AUSTRALIA’S iconic Woolmark has been cleaned up and is washing its way to financial success on behalf of the nation’s wool growers.
At a WoolPoll 2015 roadshow presentation at Casterton in south-west Victoria last Friday, Australian Wool Innovation chief executive officer Stuart McCullough said Woolmark licensing income will exceed the Federal Government’s matching research and development contribution to the wool industry within three years.
The Woolmark is the primary focus in AWI’s wool marketing strategies around the world, but also eight of the top 10 washing machine manufacturers use the Woolmark logo as the (wool) wash cycle, he said.
“They pay on a per washing machine basis, not a $7500 licence.
“The more washing machines they sell, the more money we get; good revenue to have, sticky money that — really sticky.”
With the wool levy paid by growers at 2 percent, the Federal Government’s unique R&D matching contribution amounted to about $13 million a year.
“The Woolmark licensing business creates about $10 million worth of revenue for you, for the company and we put that back into research and marketing.
“In the next three years the revenue that we get from licensing will outstrip what we get from the government,” Mr McCullough said.
“That is a good strip of revenue once it outstrips the government and we are planning to grow it.”
Woolmark rebranded with ‘Pure New Wool’
Mr McCullough said the branding and architecture of the Woolmark logo had been cleaned up over the last 12 months.
The original Woolmark logo in 1964 had the words “Pure New Wool under it, but “some marketing genius” put the word Woolmark under it in the 1980s, he said.
“He turned it from a mechanism that was advertising the fibre to a mechanism that was advertising a company – Woolmark — and I wanted to turn that back.
“I’ve turned that clock back and gone back to the words ‘Pure New Wool’ and I’ve done that because it is the essence of the brand, it advertises the fibre, not the company,” he said.
“I don’t want any more recognition for the company, I want recognition for your fibre.”
Mr McCullough believed that the new Woolmark will have some cachet with young consumers.
“We think that that young consumer – Gen Y – who has always heard about wool being itchy and scratchy, and dirty and the thing that your grandmother knitted, might go ‘Gee, there’s a new wool, there is something new in wool out there.
“So all the advertising will be focussed around ‘Pure New Wool’ from now on.”
Mr McCullough said before the logo was cleaned up, Woolmark’s brand architecture was “all over the shop“; in a range of colours, fonts and sizes.

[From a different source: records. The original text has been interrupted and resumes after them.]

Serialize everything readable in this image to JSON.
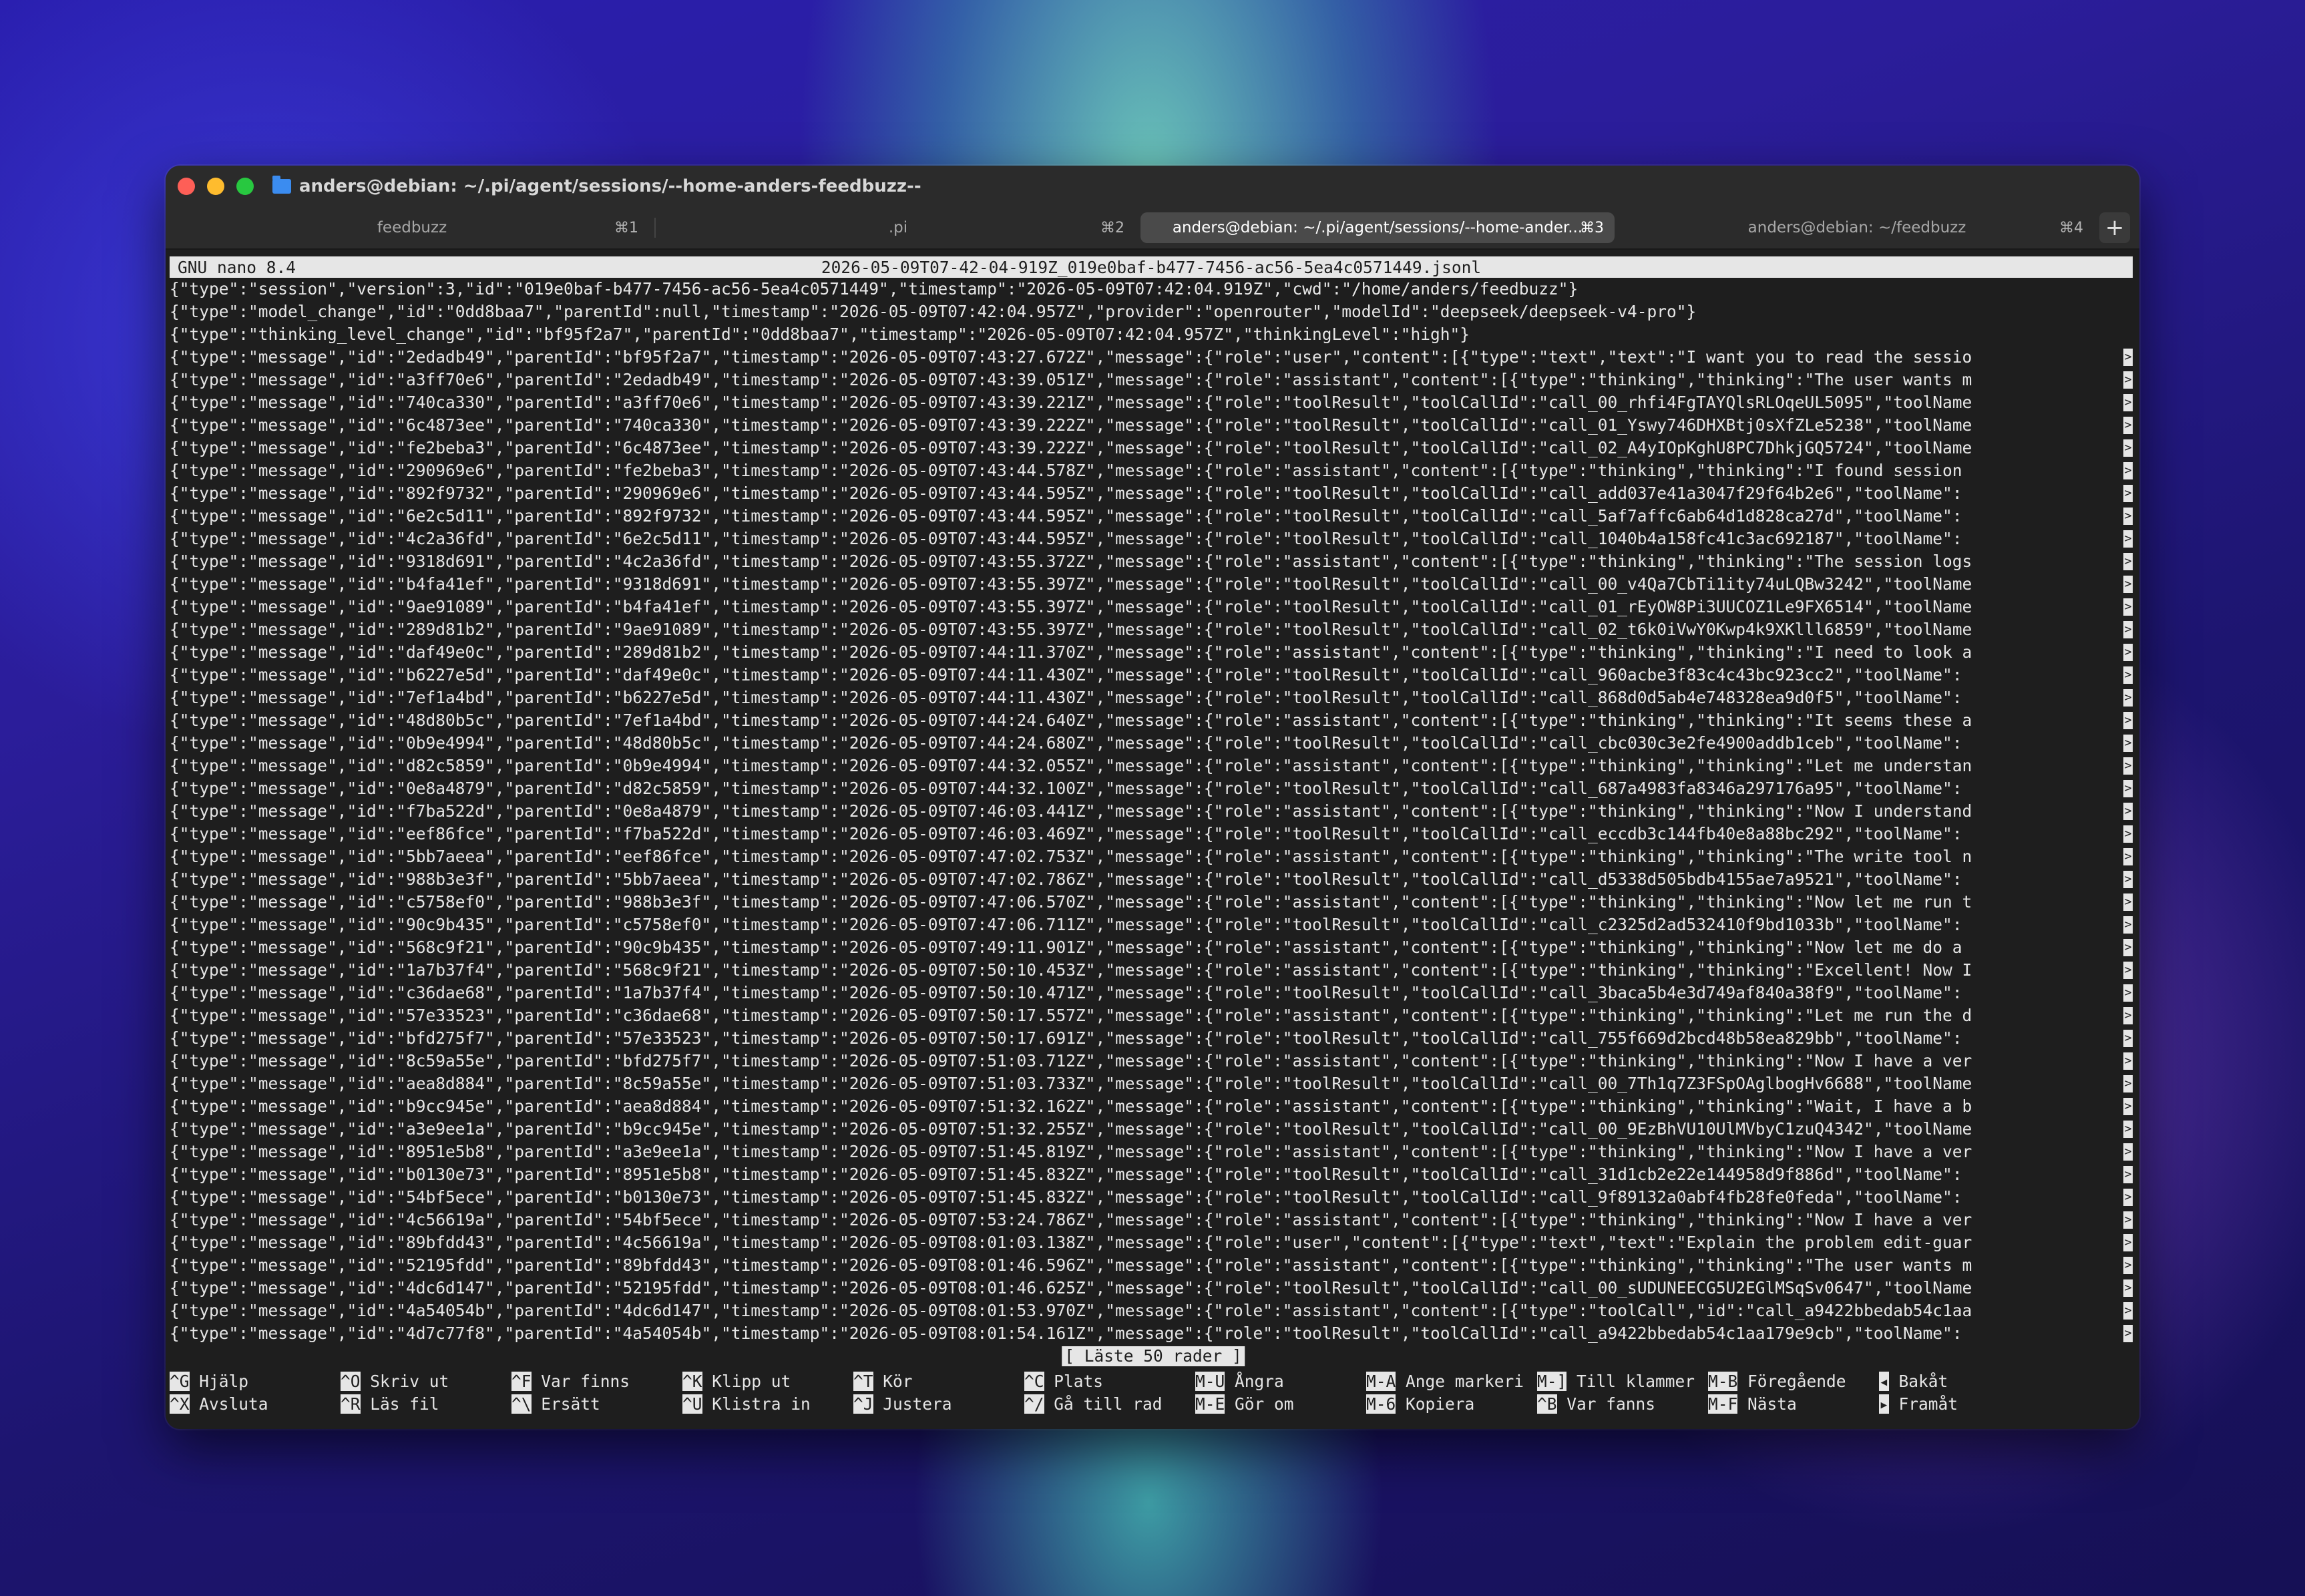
{
  "window": {
    "title": "anders@debian: ~/.pi/agent/sessions/--home-anders-feedbuzz--"
  },
  "tabs": [
    {
      "label": "feedbuzz",
      "shortcut": "⌘1",
      "active": false
    },
    {
      "label": ".pi",
      "shortcut": "⌘2",
      "active": false
    },
    {
      "label": "anders@debian: ~/.pi/agent/sessions/--home-ander...",
      "shortcut": "⌘3",
      "active": true
    },
    {
      "label": "anders@debian: ~/feedbuzz",
      "shortcut": "⌘4",
      "active": false
    }
  ],
  "new_tab": "+",
  "nano": {
    "version": "GNU nano 8.4",
    "filename": "2026-05-09T07-42-04-919Z_019e0baf-b477-7456-ac56-5ea4c0571449.jsonl",
    "status": "[ Läste 50 rader ]",
    "lines": [
      {
        "text": "{\"type\":\"session\",\"version\":3,\"id\":\"019e0baf-b477-7456-ac56-5ea4c0571449\",\"timestamp\":\"2026-05-09T07:42:04.919Z\",\"cwd\":\"/home/anders/feedbuzz\"}",
        "more": false
      },
      {
        "text": "{\"type\":\"model_change\",\"id\":\"0dd8baa7\",\"parentId\":null,\"timestamp\":\"2026-05-09T07:42:04.957Z\",\"provider\":\"openrouter\",\"modelId\":\"deepseek/deepseek-v4-pro\"}",
        "more": false
      },
      {
        "text": "{\"type\":\"thinking_level_change\",\"id\":\"bf95f2a7\",\"parentId\":\"0dd8baa7\",\"timestamp\":\"2026-05-09T07:42:04.957Z\",\"thinkingLevel\":\"high\"}",
        "more": false
      },
      {
        "text": "{\"type\":\"message\",\"id\":\"2edadb49\",\"parentId\":\"bf95f2a7\",\"timestamp\":\"2026-05-09T07:43:27.672Z\",\"message\":{\"role\":\"user\",\"content\":[{\"type\":\"text\",\"text\":\"I want you to read the sessio",
        "more": true
      },
      {
        "text": "{\"type\":\"message\",\"id\":\"a3ff70e6\",\"parentId\":\"2edadb49\",\"timestamp\":\"2026-05-09T07:43:39.051Z\",\"message\":{\"role\":\"assistant\",\"content\":[{\"type\":\"thinking\",\"thinking\":\"The user wants m",
        "more": true
      },
      {
        "text": "{\"type\":\"message\",\"id\":\"740ca330\",\"parentId\":\"a3ff70e6\",\"timestamp\":\"2026-05-09T07:43:39.221Z\",\"message\":{\"role\":\"toolResult\",\"toolCallId\":\"call_00_rhfi4FgTAYQlsRLOqeUL5095\",\"toolName",
        "more": true
      },
      {
        "text": "{\"type\":\"message\",\"id\":\"6c4873ee\",\"parentId\":\"740ca330\",\"timestamp\":\"2026-05-09T07:43:39.222Z\",\"message\":{\"role\":\"toolResult\",\"toolCallId\":\"call_01_Yswy746DHXBtj0sXfZLe5238\",\"toolName",
        "more": true
      },
      {
        "text": "{\"type\":\"message\",\"id\":\"fe2beba3\",\"parentId\":\"6c4873ee\",\"timestamp\":\"2026-05-09T07:43:39.222Z\",\"message\":{\"role\":\"toolResult\",\"toolCallId\":\"call_02_A4yIOpKghU8PC7DhkjGQ5724\",\"toolName",
        "more": true
      },
      {
        "text": "{\"type\":\"message\",\"id\":\"290969e6\",\"parentId\":\"fe2beba3\",\"timestamp\":\"2026-05-09T07:43:44.578Z\",\"message\":{\"role\":\"assistant\",\"content\":[{\"type\":\"thinking\",\"thinking\":\"I found session ",
        "more": true
      },
      {
        "text": "{\"type\":\"message\",\"id\":\"892f9732\",\"parentId\":\"290969e6\",\"timestamp\":\"2026-05-09T07:43:44.595Z\",\"message\":{\"role\":\"toolResult\",\"toolCallId\":\"call_add037e41a3047f29f64b2e6\",\"toolName\":",
        "more": true
      },
      {
        "text": "{\"type\":\"message\",\"id\":\"6e2c5d11\",\"parentId\":\"892f9732\",\"timestamp\":\"2026-05-09T07:43:44.595Z\",\"message\":{\"role\":\"toolResult\",\"toolCallId\":\"call_5af7affc6ab64d1d828ca27d\",\"toolName\":",
        "more": true
      },
      {
        "text": "{\"type\":\"message\",\"id\":\"4c2a36fd\",\"parentId\":\"6e2c5d11\",\"timestamp\":\"2026-05-09T07:43:44.595Z\",\"message\":{\"role\":\"toolResult\",\"toolCallId\":\"call_1040b4a158fc41c3ac692187\",\"toolName\":",
        "more": true
      },
      {
        "text": "{\"type\":\"message\",\"id\":\"9318d691\",\"parentId\":\"4c2a36fd\",\"timestamp\":\"2026-05-09T07:43:55.372Z\",\"message\":{\"role\":\"assistant\",\"content\":[{\"type\":\"thinking\",\"thinking\":\"The session logs",
        "more": true
      },
      {
        "text": "{\"type\":\"message\",\"id\":\"b4fa41ef\",\"parentId\":\"9318d691\",\"timestamp\":\"2026-05-09T07:43:55.397Z\",\"message\":{\"role\":\"toolResult\",\"toolCallId\":\"call_00_v4Qa7CbTi1ity74uLQBw3242\",\"toolName",
        "more": true
      },
      {
        "text": "{\"type\":\"message\",\"id\":\"9ae91089\",\"parentId\":\"b4fa41ef\",\"timestamp\":\"2026-05-09T07:43:55.397Z\",\"message\":{\"role\":\"toolResult\",\"toolCallId\":\"call_01_rEyOW8Pi3UUCOZ1Le9FX6514\",\"toolName",
        "more": true
      },
      {
        "text": "{\"type\":\"message\",\"id\":\"289d81b2\",\"parentId\":\"9ae91089\",\"timestamp\":\"2026-05-09T07:43:55.397Z\",\"message\":{\"role\":\"toolResult\",\"toolCallId\":\"call_02_t6k0iVwY0Kwp4k9XKlll6859\",\"toolName",
        "more": true
      },
      {
        "text": "{\"type\":\"message\",\"id\":\"daf49e0c\",\"parentId\":\"289d81b2\",\"timestamp\":\"2026-05-09T07:44:11.370Z\",\"message\":{\"role\":\"assistant\",\"content\":[{\"type\":\"thinking\",\"thinking\":\"I need to look a",
        "more": true
      },
      {
        "text": "{\"type\":\"message\",\"id\":\"b6227e5d\",\"parentId\":\"daf49e0c\",\"timestamp\":\"2026-05-09T07:44:11.430Z\",\"message\":{\"role\":\"toolResult\",\"toolCallId\":\"call_960acbe3f83c4c43bc923cc2\",\"toolName\":",
        "more": true
      },
      {
        "text": "{\"type\":\"message\",\"id\":\"7ef1a4bd\",\"parentId\":\"b6227e5d\",\"timestamp\":\"2026-05-09T07:44:11.430Z\",\"message\":{\"role\":\"toolResult\",\"toolCallId\":\"call_868d0d5ab4e748328ea9d0f5\",\"toolName\":",
        "more": true
      },
      {
        "text": "{\"type\":\"message\",\"id\":\"48d80b5c\",\"parentId\":\"7ef1a4bd\",\"timestamp\":\"2026-05-09T07:44:24.640Z\",\"message\":{\"role\":\"assistant\",\"content\":[{\"type\":\"thinking\",\"thinking\":\"It seems these a",
        "more": true
      },
      {
        "text": "{\"type\":\"message\",\"id\":\"0b9e4994\",\"parentId\":\"48d80b5c\",\"timestamp\":\"2026-05-09T07:44:24.680Z\",\"message\":{\"role\":\"toolResult\",\"toolCallId\":\"call_cbc030c3e2fe4900addb1ceb\",\"toolName\":",
        "more": true
      },
      {
        "text": "{\"type\":\"message\",\"id\":\"d82c5859\",\"parentId\":\"0b9e4994\",\"timestamp\":\"2026-05-09T07:44:32.055Z\",\"message\":{\"role\":\"assistant\",\"content\":[{\"type\":\"thinking\",\"thinking\":\"Let me understan",
        "more": true
      },
      {
        "text": "{\"type\":\"message\",\"id\":\"0e8a4879\",\"parentId\":\"d82c5859\",\"timestamp\":\"2026-05-09T07:44:32.100Z\",\"message\":{\"role\":\"toolResult\",\"toolCallId\":\"call_687a4983fa8346a297176a95\",\"toolName\":",
        "more": true
      },
      {
        "text": "{\"type\":\"message\",\"id\":\"f7ba522d\",\"parentId\":\"0e8a4879\",\"timestamp\":\"2026-05-09T07:46:03.441Z\",\"message\":{\"role\":\"assistant\",\"content\":[{\"type\":\"thinking\",\"thinking\":\"Now I understand",
        "more": true
      },
      {
        "text": "{\"type\":\"message\",\"id\":\"eef86fce\",\"parentId\":\"f7ba522d\",\"timestamp\":\"2026-05-09T07:46:03.469Z\",\"message\":{\"role\":\"toolResult\",\"toolCallId\":\"call_eccdb3c144fb40e8a88bc292\",\"toolName\":",
        "more": true
      },
      {
        "text": "{\"type\":\"message\",\"id\":\"5bb7aeea\",\"parentId\":\"eef86fce\",\"timestamp\":\"2026-05-09T07:47:02.753Z\",\"message\":{\"role\":\"assistant\",\"content\":[{\"type\":\"thinking\",\"thinking\":\"The write tool n",
        "more": true
      },
      {
        "text": "{\"type\":\"message\",\"id\":\"988b3e3f\",\"parentId\":\"5bb7aeea\",\"timestamp\":\"2026-05-09T07:47:02.786Z\",\"message\":{\"role\":\"toolResult\",\"toolCallId\":\"call_d5338d505bdb4155ae7a9521\",\"toolName\":",
        "more": true
      },
      {
        "text": "{\"type\":\"message\",\"id\":\"c5758ef0\",\"parentId\":\"988b3e3f\",\"timestamp\":\"2026-05-09T07:47:06.570Z\",\"message\":{\"role\":\"assistant\",\"content\":[{\"type\":\"thinking\",\"thinking\":\"Now let me run t",
        "more": true
      },
      {
        "text": "{\"type\":\"message\",\"id\":\"90c9b435\",\"parentId\":\"c5758ef0\",\"timestamp\":\"2026-05-09T07:47:06.711Z\",\"message\":{\"role\":\"toolResult\",\"toolCallId\":\"call_c2325d2ad532410f9bd1033b\",\"toolName\":",
        "more": true
      },
      {
        "text": "{\"type\":\"message\",\"id\":\"568c9f21\",\"parentId\":\"90c9b435\",\"timestamp\":\"2026-05-09T07:49:11.901Z\",\"message\":{\"role\":\"assistant\",\"content\":[{\"type\":\"thinking\",\"thinking\":\"Now let me do a ",
        "more": true
      },
      {
        "text": "{\"type\":\"message\",\"id\":\"1a7b37f4\",\"parentId\":\"568c9f21\",\"timestamp\":\"2026-05-09T07:50:10.453Z\",\"message\":{\"role\":\"assistant\",\"content\":[{\"type\":\"thinking\",\"thinking\":\"Excellent! Now I",
        "more": true
      },
      {
        "text": "{\"type\":\"message\",\"id\":\"c36dae68\",\"parentId\":\"1a7b37f4\",\"timestamp\":\"2026-05-09T07:50:10.471Z\",\"message\":{\"role\":\"toolResult\",\"toolCallId\":\"call_3baca5b4e3d749af840a38f9\",\"toolName\":",
        "more": true
      },
      {
        "text": "{\"type\":\"message\",\"id\":\"57e33523\",\"parentId\":\"c36dae68\",\"timestamp\":\"2026-05-09T07:50:17.557Z\",\"message\":{\"role\":\"assistant\",\"content\":[{\"type\":\"thinking\",\"thinking\":\"Let me run the d",
        "more": true
      },
      {
        "text": "{\"type\":\"message\",\"id\":\"bfd275f7\",\"parentId\":\"57e33523\",\"timestamp\":\"2026-05-09T07:50:17.691Z\",\"message\":{\"role\":\"toolResult\",\"toolCallId\":\"call_755f669d2bcd48b58ea829bb\",\"toolName\":",
        "more": true
      },
      {
        "text": "{\"type\":\"message\",\"id\":\"8c59a55e\",\"parentId\":\"bfd275f7\",\"timestamp\":\"2026-05-09T07:51:03.712Z\",\"message\":{\"role\":\"assistant\",\"content\":[{\"type\":\"thinking\",\"thinking\":\"Now I have a ver",
        "more": true
      },
      {
        "text": "{\"type\":\"message\",\"id\":\"aea8d884\",\"parentId\":\"8c59a55e\",\"timestamp\":\"2026-05-09T07:51:03.733Z\",\"message\":{\"role\":\"toolResult\",\"toolCallId\":\"call_00_7Th1q7Z3FSpOAglbogHv6688\",\"toolName",
        "more": true
      },
      {
        "text": "{\"type\":\"message\",\"id\":\"b9cc945e\",\"parentId\":\"aea8d884\",\"timestamp\":\"2026-05-09T07:51:32.162Z\",\"message\":{\"role\":\"assistant\",\"content\":[{\"type\":\"thinking\",\"thinking\":\"Wait, I have a b",
        "more": true
      },
      {
        "text": "{\"type\":\"message\",\"id\":\"a3e9ee1a\",\"parentId\":\"b9cc945e\",\"timestamp\":\"2026-05-09T07:51:32.255Z\",\"message\":{\"role\":\"toolResult\",\"toolCallId\":\"call_00_9EzBhVU10UlMVbyC1zuQ4342\",\"toolName",
        "more": true
      },
      {
        "text": "{\"type\":\"message\",\"id\":\"8951e5b8\",\"parentId\":\"a3e9ee1a\",\"timestamp\":\"2026-05-09T07:51:45.819Z\",\"message\":{\"role\":\"assistant\",\"content\":[{\"type\":\"thinking\",\"thinking\":\"Now I have a ver",
        "more": true
      },
      {
        "text": "{\"type\":\"message\",\"id\":\"b0130e73\",\"parentId\":\"8951e5b8\",\"timestamp\":\"2026-05-09T07:51:45.832Z\",\"message\":{\"role\":\"toolResult\",\"toolCallId\":\"call_31d1cb2e22e144958d9f886d\",\"toolName\":",
        "more": true
      },
      {
        "text": "{\"type\":\"message\",\"id\":\"54bf5ece\",\"parentId\":\"b0130e73\",\"timestamp\":\"2026-05-09T07:51:45.832Z\",\"message\":{\"role\":\"toolResult\",\"toolCallId\":\"call_9f89132a0abf4fb28fe0feda\",\"toolName\":",
        "more": true
      },
      {
        "text": "{\"type\":\"message\",\"id\":\"4c56619a\",\"parentId\":\"54bf5ece\",\"timestamp\":\"2026-05-09T07:53:24.786Z\",\"message\":{\"role\":\"assistant\",\"content\":[{\"type\":\"thinking\",\"thinking\":\"Now I have a ver",
        "more": true
      },
      {
        "text": "{\"type\":\"message\",\"id\":\"89bfdd43\",\"parentId\":\"4c56619a\",\"timestamp\":\"2026-05-09T08:01:03.138Z\",\"message\":{\"role\":\"user\",\"content\":[{\"type\":\"text\",\"text\":\"Explain the problem edit-guar",
        "more": true
      },
      {
        "text": "{\"type\":\"message\",\"id\":\"52195fdd\",\"parentId\":\"89bfdd43\",\"timestamp\":\"2026-05-09T08:01:46.596Z\",\"message\":{\"role\":\"assistant\",\"content\":[{\"type\":\"thinking\",\"thinking\":\"The user wants m",
        "more": true
      },
      {
        "text": "{\"type\":\"message\",\"id\":\"4dc6d147\",\"parentId\":\"52195fdd\",\"timestamp\":\"2026-05-09T08:01:46.625Z\",\"message\":{\"role\":\"toolResult\",\"toolCallId\":\"call_00_sUDUNEECG5U2EGlMSqSv0647\",\"toolName",
        "more": true
      },
      {
        "text": "{\"type\":\"message\",\"id\":\"4a54054b\",\"parentId\":\"4dc6d147\",\"timestamp\":\"2026-05-09T08:01:53.970Z\",\"message\":{\"role\":\"assistant\",\"content\":[{\"type\":\"toolCall\",\"id\":\"call_a9422bbedab54c1aa",
        "more": true
      },
      {
        "text": "{\"type\":\"message\",\"id\":\"4d7c77f8\",\"parentId\":\"4a54054b\",\"timestamp\":\"2026-05-09T08:01:54.161Z\",\"message\":{\"role\":\"toolResult\",\"toolCallId\":\"call_a9422bbedab54c1aa179e9cb\",\"toolName\":",
        "more": true
      }
    ],
    "shortcuts_row1": [
      {
        "key": "^G",
        "label": "Hjälp"
      },
      {
        "key": "^O",
        "label": "Skriv ut"
      },
      {
        "key": "^F",
        "label": "Var finns"
      },
      {
        "key": "^K",
        "label": "Klipp ut"
      },
      {
        "key": "^T",
        "label": "Kör"
      },
      {
        "key": "^C",
        "label": "Plats"
      },
      {
        "key": "M-U",
        "label": "Ångra"
      },
      {
        "key": "M-A",
        "label": "Ange markeri"
      },
      {
        "key": "M-]",
        "label": "Till klammer"
      },
      {
        "key": "M-B",
        "label": "Föregående"
      },
      {
        "key": "◂",
        "label": "Bakåt"
      }
    ],
    "shortcuts_row2": [
      {
        "key": "^X",
        "label": "Avsluta"
      },
      {
        "key": "^R",
        "label": "Läs fil"
      },
      {
        "key": "^\\",
        "label": "Ersätt"
      },
      {
        "key": "^U",
        "label": "Klistra in"
      },
      {
        "key": "^J",
        "label": "Justera"
      },
      {
        "key": "^/",
        "label": "Gå till rad"
      },
      {
        "key": "M-E",
        "label": "Gör om"
      },
      {
        "key": "M-6",
        "label": "Kopiera"
      },
      {
        "key": "^B",
        "label": "Var fanns"
      },
      {
        "key": "M-F",
        "label": "Nästa"
      },
      {
        "key": "▸",
        "label": "Framåt"
      }
    ]
  }
}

“(There were) even some that I didn’t recognise.”
Woolmark use is growing again
Now, for the first time since 1996 the volume of licensees and the value of licensees is going up; it’s a significant amount of revenue, Mr McCullough said.
“And we doing that with pretty much zero effort – we are not knocking on doors begging people to buy licences.
“They are coming to us with cheques.”
Logo use and licensing income was growing because AWI was profiling the Woolmark logo.
“We are using it as our marketing mechanism in the Northern Hemisphere and they are seeing recognition and they saying “I want to put this on my garments, here’s a cheque, every year.”
Mr McCullough said the garment manufacturers only do what they are told by the retailers, who were requesting garments with the Woolmark logo, which meant it was recognised by consumers.
“When we are putting money into attracting consumers to it and advertising with it, the retailers are seeing a benefit and wanting it on.
“We are seeing on billboards, we are seeing it in newspapers, we are seeing it everywhere again,” he said.
“That’s a good news story — we think that this is a great logo.”
Rebranded and redesigned Woolmark logos are being used in all of AWI’s major marketing campaigns such as No Finer Feeling, Cool Wool, the International Woolmark Prize, Woolmark Gold and Campaign Wool.